Be watchful, be alert!

(Mark 13:33-37)
Advent is one of my favorite times of the year. Advent is about prayer and waiting and preparing for the coming of Christ. It’s about living in hope and peace, turning to God, getting ready, living in expectation, and keeping watch.
This passage from the end of the Gospel of Mark has Jesus’ final words just before he is arrested and killed: “Be watchful, be alert, stay awake, what I say to you, I say to all, Watch!” So advent is about keeping watch for Christ.
On this first Sunday of Advent, the Gospel invites us to be contemplatives, to be people of prayer, to be wide awake, to never sleep, to be spiritual insomniacs for Christ, always on the lookout for Christ, loving and serving one another, generous and alert.
I would like to propose that each one of us take fifteen minutes or more of silent contemplative prayer each day from now to Christmas. I’m not talking about reading the Bible or saying the rosary or going to Mass or praying in your truck as you drive through the desert. I presume we will still do that.
I’d like to invite us to take time in the morning or evening, to light a candle, sit in a chair, close our eyes, take a deep breath, and try to imagine you are with God. Perhaps imagine that Jesus is sitting there next to you. Imagine Jesus looking at you. What does he look like? What does he say to? Maybe God says simply, “I love you, I’m with you, I’m happy to be with you. I want you to be with me.”
That’s what I mean by contemplative prayer and keeping watch: sitting with Christ, developing and deepening our relationship with Christ, talking to him and listening to him.
Now you may say, “That’s nice, Fr. John, but there’s no way I’m going to do that.”
Prayer is the simplest thing in the world, the easiest thing in the world, and the hardest thing in the world, that’s why so few people like to sit still in silence and prayer.
Athletes do physical exercises to get in shape physically; we have to do spiritual exercises to get in shape spiritually. I’m your coach urging you to go back in there and sit in prayer with God.
I know Trappists monks who live in monasteries and spend seven hours a day in silent contemplative prayer, and have been doing this for years and will do it for the rest of their lives, keeping watch for Christ.
When I entered the Jesuits twenty years ago, they said I had to spend 30-60 minutes a day in prayer. They put us on a thirty day silent retreat. We couldn’t talk to anyone for thirty days. We had no TV, no radio, no mail, no newspapers, no phone calls, nothing; just total silence, and five hours a day contemplating the Gospels. Each year, we’re invited to make an eight day silent retreat.
Each day now I try to take quiet time with Jesus in contemplative prayer, to try to live in relationship with him, so that he knows me and I can try to know him and he can help me and I can be his instrument of love and peace.

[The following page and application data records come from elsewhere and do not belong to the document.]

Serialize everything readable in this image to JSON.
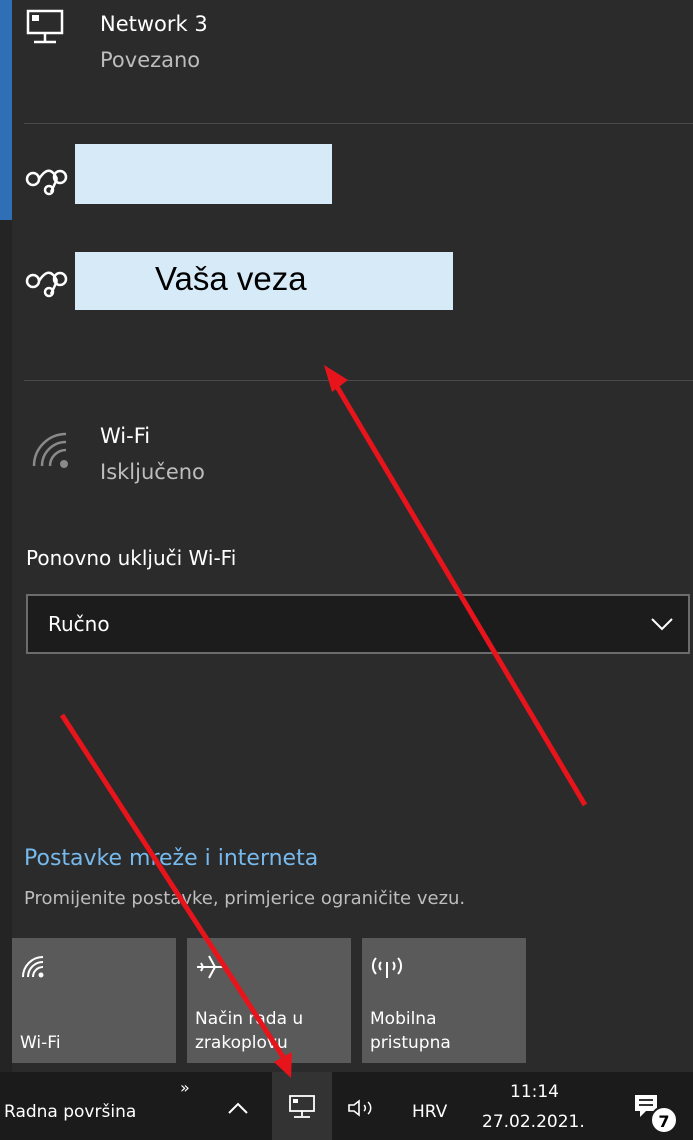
{
  "network3": {
    "name": "Network 3",
    "status": "Povezano"
  },
  "redacted_connection": {
    "label": "Vaša veza"
  },
  "wifi": {
    "name": "Wi-Fi",
    "status": "Isključeno"
  },
  "reenable": {
    "label": "Ponovno uključi Wi-Fi",
    "selected": "Ručno"
  },
  "settings": {
    "link": "Postavke mreže i interneta",
    "description": "Promijenite postavke, primjerice ograničite vezu."
  },
  "tiles": [
    {
      "icon": "wifi-icon",
      "label": "Wi-Fi"
    },
    {
      "icon": "airplane-icon",
      "label": "Način rada u zrakoplovu"
    },
    {
      "icon": "hotspot-icon",
      "label": "Mobilna pristupna"
    }
  ],
  "taskbar": {
    "desktop_label": "Radna površina",
    "language": "HRV",
    "time": "11:14",
    "date": "27.02.2021.",
    "notification_count": "7"
  },
  "colors": {
    "accent_link": "#76b9ed",
    "annotation_arrow": "#e8141c",
    "redaction": "#d6eaf8"
  }
}
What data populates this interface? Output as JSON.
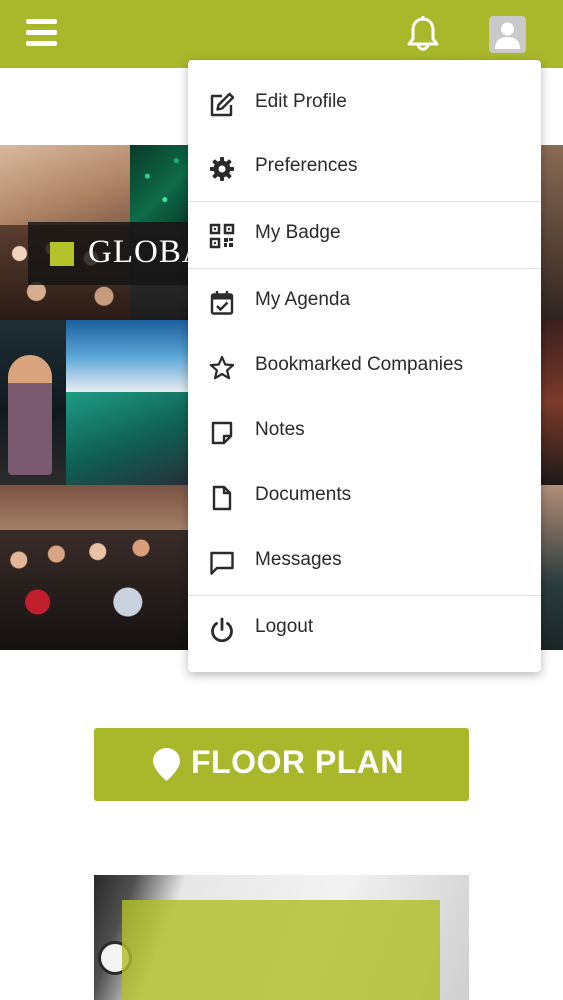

I think Christ wants to be with us, he wants to come to us, but few people want to spend quality, intimate time with him. Advent is a good time to try to deepen our spiritual lives, to go deeper into prayer.
Keeping watch with Christ in prayer means waiting for God, thinking about God, being with God, listening to God, loving God, and adoring God. In this world of violence, greed, injustice, and war, prayer can heal us, disarm us and lead us to Christ’s peace.
Advent is a time to prepare ourselves again for Christ’s coming to us in our hearts and our world. This week, I also invite you to discuss your prayer life with each other: What happens when you pray? Whom do you pray to? What is your image of God? How do you imagine God? Where do you experience God? Where are you finding God these days, as you keep watch? These are important questions to ask.
My hope is that this Advent can be a holy season, a time of grace, for all of us to deepen our contemplative prayer, to keep watch with Christ, to disarm our hearts and prepare for his coming and his gift of Christmas peace.